How did you come to realize working with Philanthropy Northwest on policy would work for you? Or did you encourage Philanthropy Northwest?

I started working on public policy at Philanthropy Northwest in the early 1990s, soon after our foundation was created. I was a member of early committees formed primarily to do government relations work. In the mid-90s, Philanthropy Northwest worked with the Washington State Department of Revenue to prevent the state from taxing foundation grants to nonprofits (as contracts for services subject to business and occupation (B&O) tax). That effort increased interest in the membership to do more policy work. However, we missed some opportunities for many years, I think, since we focused on our association role as representing our members interests on policy issues, not on building members’ capacity to do policy work—on their own or by working collectively. Thanks to Daniel Kemmis’ leadership (Daniel is the former board chair of the Northwest Area Foundation), this member support role is now central to our policy work, and it has made a huge difference. Our members now understand the importance of public policy work—their own and Philanthropy Northwest—and support this work financially.
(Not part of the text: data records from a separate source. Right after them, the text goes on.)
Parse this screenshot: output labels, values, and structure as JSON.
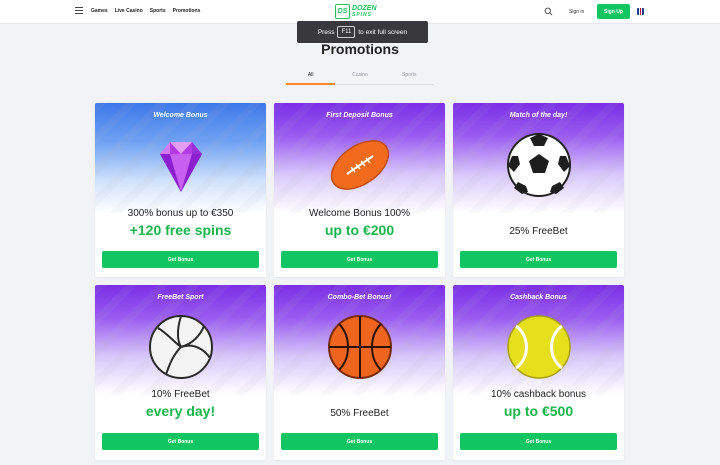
{
  "header": {
    "nav": [
      "Games",
      "Live Casino",
      "Sports",
      "Promotions"
    ],
    "logo_mark": "DS",
    "logo_line1": "DOZEN",
    "logo_line2": "SPINS",
    "signin_label": "Sign in",
    "signup_label": "Sign Up"
  },
  "toast": {
    "before": "Press",
    "key": "F11",
    "after": "to exit full screen"
  },
  "page_title": "Promotions",
  "tabs": [
    "All",
    "Casino",
    "Sports"
  ],
  "active_tab": "All",
  "cards": [
    {
      "title": "Welcome Bonus",
      "line1": "300% bonus up to €350",
      "line2": "+120 free spins",
      "button": "Get Bonus",
      "art": "diamond-icon",
      "theme": "blue"
    },
    {
      "title": "First Deposit Bonus",
      "line1": "Welcome Bonus 100%",
      "line2": "up to €200",
      "button": "Get Bonus",
      "art": "football-icon",
      "theme": "purple"
    },
    {
      "title": "Match of the day!",
      "line1": "25% FreeBet",
      "line2": "",
      "button": "Get Bonus",
      "art": "soccer-ball-icon",
      "theme": "purple"
    },
    {
      "title": "FreeBet Sport",
      "line1": "10% FreeBet",
      "line2": "every day!",
      "button": "Get Bonus",
      "art": "volleyball-icon",
      "theme": "purple"
    },
    {
      "title": "Combo-Bet Bonus!",
      "line1": "50% FreeBet",
      "line2": "",
      "button": "Get Bonus",
      "art": "basketball-icon",
      "theme": "purple"
    },
    {
      "title": "Cashback Bonus",
      "line1": "10% cashback bonus",
      "line2": "up to €500",
      "button": "Get Bonus",
      "art": "tennis-ball-icon",
      "theme": "purple"
    }
  ],
  "colors": {
    "brand_green": "#10c562",
    "accent_orange": "#ff8a2a",
    "highlight_green": "#18b44c",
    "card_purple": "#7a2fe6",
    "card_blue": "#3e78e8"
  }
}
What is an interesting public policy issue you are engaged in through Philanthropy Northwest right now or a recent success you are particularly proud of?

Currently, I am working with more than 20 private and public funders to form a partnership focused directly on policy work—making smart public and private infrastructure investments in housing, transportation, jobs, green space and other assets that will enable communities to develop in ways that advance equity, the environment, and the economy. In the near term, we are working together to ensure that all benefit and prosper as communities change and develop along our existing and proposed light rail lines. We are still in the early stages of our work, but are beginning to implement strategies focused on fostering community engagement, enhancing regional leadership around equity and the environment, creating a risk capital fund, and investing in good data and research. Philanthropy Northwest has played a major role in convening and supporting this complex collaborative undertaking.
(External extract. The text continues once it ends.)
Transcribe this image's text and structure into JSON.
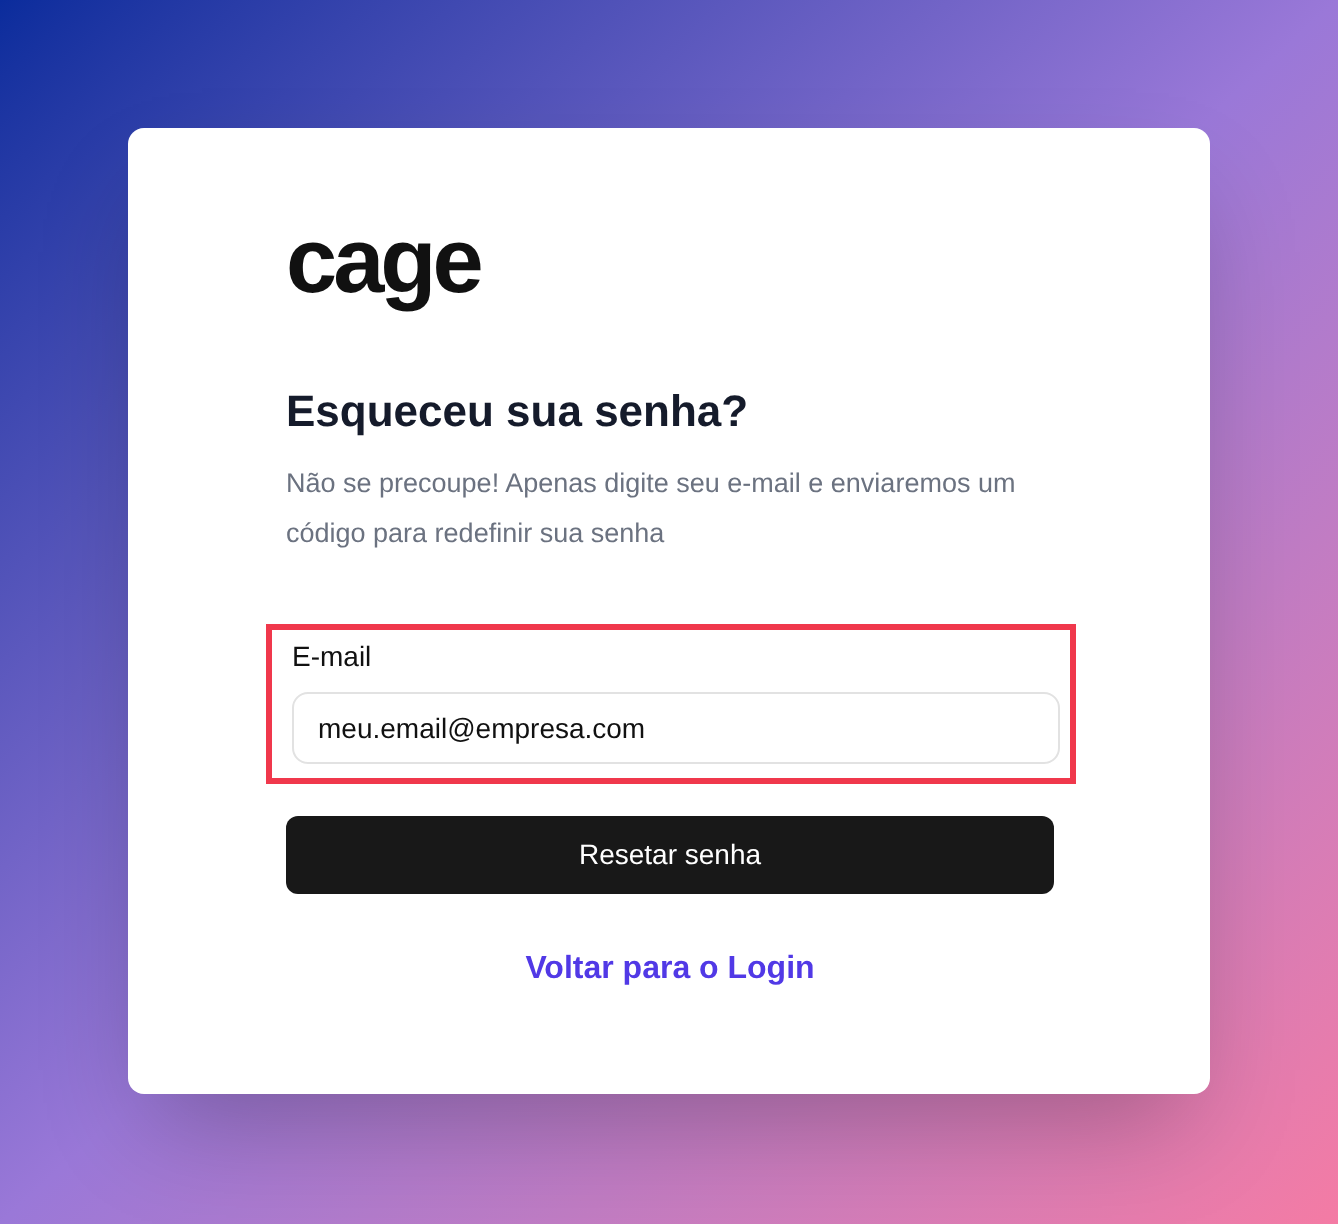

In advocacy, speaking with one voice as an industry can have a powerful affect. How does Philanthropy Northwest work on behalf of all its members on policy issues?
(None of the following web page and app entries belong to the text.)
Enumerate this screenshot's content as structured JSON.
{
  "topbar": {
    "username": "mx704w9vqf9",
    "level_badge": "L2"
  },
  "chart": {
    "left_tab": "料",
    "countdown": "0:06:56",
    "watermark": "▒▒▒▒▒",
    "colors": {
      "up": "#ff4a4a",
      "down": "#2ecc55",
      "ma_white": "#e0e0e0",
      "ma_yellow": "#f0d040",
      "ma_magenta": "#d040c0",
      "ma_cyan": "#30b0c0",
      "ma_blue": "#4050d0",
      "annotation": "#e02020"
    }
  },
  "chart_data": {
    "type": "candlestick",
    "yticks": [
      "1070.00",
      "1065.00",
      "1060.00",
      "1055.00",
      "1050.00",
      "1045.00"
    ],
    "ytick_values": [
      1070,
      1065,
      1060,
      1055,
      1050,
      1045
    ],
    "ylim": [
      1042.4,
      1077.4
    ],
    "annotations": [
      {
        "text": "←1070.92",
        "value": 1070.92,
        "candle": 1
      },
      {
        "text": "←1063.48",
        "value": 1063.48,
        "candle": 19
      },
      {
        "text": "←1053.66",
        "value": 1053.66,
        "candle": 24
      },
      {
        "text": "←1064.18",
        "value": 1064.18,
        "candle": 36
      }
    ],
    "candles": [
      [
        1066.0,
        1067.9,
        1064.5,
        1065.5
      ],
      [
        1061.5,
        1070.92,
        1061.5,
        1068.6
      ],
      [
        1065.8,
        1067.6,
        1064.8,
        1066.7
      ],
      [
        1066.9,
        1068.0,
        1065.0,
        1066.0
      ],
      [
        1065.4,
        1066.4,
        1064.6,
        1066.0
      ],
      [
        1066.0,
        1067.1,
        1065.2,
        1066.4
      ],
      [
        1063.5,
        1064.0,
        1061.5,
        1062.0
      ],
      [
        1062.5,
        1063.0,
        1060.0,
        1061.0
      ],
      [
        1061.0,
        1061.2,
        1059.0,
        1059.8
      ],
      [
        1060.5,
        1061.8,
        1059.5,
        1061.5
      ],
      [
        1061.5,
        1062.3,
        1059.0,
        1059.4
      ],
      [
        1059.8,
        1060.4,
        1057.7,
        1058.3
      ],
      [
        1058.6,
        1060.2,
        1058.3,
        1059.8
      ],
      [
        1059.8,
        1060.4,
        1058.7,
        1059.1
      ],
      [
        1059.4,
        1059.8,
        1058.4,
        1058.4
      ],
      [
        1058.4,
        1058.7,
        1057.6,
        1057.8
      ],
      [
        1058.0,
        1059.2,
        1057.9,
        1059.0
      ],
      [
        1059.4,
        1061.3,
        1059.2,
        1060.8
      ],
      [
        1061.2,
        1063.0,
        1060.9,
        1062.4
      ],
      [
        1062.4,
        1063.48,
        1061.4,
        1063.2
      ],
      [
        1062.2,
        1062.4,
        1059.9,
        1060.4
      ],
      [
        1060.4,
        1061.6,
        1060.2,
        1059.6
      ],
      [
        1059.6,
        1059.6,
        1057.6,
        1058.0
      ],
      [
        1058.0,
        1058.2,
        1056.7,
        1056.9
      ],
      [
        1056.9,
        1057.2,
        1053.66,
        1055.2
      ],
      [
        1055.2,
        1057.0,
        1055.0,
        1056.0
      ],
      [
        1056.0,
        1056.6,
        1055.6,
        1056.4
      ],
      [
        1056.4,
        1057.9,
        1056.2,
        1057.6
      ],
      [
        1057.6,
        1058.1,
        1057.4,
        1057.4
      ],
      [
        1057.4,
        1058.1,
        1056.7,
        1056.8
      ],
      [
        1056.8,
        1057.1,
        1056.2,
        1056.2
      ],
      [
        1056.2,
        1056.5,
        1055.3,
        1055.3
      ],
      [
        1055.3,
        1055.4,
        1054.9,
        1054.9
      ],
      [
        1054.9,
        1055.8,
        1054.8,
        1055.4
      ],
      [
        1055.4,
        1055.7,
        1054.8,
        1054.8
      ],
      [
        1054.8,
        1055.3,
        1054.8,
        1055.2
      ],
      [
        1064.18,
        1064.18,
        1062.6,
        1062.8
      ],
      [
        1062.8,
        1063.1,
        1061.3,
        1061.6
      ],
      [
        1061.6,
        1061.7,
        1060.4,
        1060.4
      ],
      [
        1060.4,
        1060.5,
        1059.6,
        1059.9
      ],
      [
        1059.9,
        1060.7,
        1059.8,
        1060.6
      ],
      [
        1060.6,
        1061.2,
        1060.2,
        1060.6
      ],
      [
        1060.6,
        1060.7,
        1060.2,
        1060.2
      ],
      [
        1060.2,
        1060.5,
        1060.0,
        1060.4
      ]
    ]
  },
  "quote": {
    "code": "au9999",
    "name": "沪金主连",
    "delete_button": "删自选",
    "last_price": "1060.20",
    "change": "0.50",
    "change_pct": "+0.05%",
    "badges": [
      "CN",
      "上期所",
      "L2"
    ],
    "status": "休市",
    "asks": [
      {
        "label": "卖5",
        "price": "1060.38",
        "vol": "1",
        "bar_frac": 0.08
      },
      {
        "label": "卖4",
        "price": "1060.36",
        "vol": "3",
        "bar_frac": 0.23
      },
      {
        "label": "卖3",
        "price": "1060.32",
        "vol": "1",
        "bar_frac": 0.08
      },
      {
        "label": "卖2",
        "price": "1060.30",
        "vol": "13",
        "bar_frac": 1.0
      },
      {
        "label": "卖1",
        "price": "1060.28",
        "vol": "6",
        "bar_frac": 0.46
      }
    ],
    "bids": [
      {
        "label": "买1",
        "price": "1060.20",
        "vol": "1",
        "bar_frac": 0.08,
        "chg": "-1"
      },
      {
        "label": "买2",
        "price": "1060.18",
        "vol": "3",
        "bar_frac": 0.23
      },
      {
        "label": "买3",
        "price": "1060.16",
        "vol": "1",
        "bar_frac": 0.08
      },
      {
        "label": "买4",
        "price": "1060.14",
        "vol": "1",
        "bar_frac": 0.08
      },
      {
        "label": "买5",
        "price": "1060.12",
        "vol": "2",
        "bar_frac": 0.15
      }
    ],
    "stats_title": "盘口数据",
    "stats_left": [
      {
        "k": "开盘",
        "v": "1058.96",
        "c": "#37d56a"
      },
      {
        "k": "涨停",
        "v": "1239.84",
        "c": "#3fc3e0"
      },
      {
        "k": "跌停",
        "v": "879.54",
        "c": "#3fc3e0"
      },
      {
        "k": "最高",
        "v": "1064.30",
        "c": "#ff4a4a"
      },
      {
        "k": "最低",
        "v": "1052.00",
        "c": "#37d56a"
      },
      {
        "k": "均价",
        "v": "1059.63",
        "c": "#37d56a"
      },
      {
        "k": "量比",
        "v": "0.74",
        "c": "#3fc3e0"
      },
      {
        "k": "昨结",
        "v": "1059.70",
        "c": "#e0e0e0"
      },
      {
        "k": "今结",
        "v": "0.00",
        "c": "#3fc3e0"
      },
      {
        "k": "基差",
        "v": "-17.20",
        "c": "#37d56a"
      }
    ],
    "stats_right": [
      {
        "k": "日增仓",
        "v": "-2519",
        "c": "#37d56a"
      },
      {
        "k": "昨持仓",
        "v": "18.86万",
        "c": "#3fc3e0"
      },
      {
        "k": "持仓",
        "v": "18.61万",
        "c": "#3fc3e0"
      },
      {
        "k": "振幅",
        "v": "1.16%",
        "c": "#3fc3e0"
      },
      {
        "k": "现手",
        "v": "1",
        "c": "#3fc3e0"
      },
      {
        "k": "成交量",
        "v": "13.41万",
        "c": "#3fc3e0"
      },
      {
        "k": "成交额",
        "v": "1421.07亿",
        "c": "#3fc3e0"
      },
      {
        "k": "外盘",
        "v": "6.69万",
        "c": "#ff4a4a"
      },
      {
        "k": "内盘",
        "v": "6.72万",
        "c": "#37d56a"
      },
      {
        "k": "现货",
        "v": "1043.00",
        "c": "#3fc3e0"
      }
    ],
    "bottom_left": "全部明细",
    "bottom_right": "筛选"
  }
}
At Philanthropy Northwest, we have not often advocated on behalf of our members on issues affecting them. Generally, we have educated our members on policy issues and focused on building strong relationships with policy makers and administrators. We have an intentional strategy of establishing our regional association as a resource for government—a first stop to learn about what philanthropy is doing in the region. I think there is growing understanding among public officials that philanthropy can play a major role in helping to solve tough public problems, and we are seeing more federal and state agencies coming to Philanthropy Northwest for information, advice, and potential partners. We are currently thinking about how Philanthropy Northwest can play a more potent role in forming and supporting public-private partnerships, which appear to be catching on in both sectors. One promising tactic may be to better engage government officials as members and co-learners at conferences, workshops, and other sessions.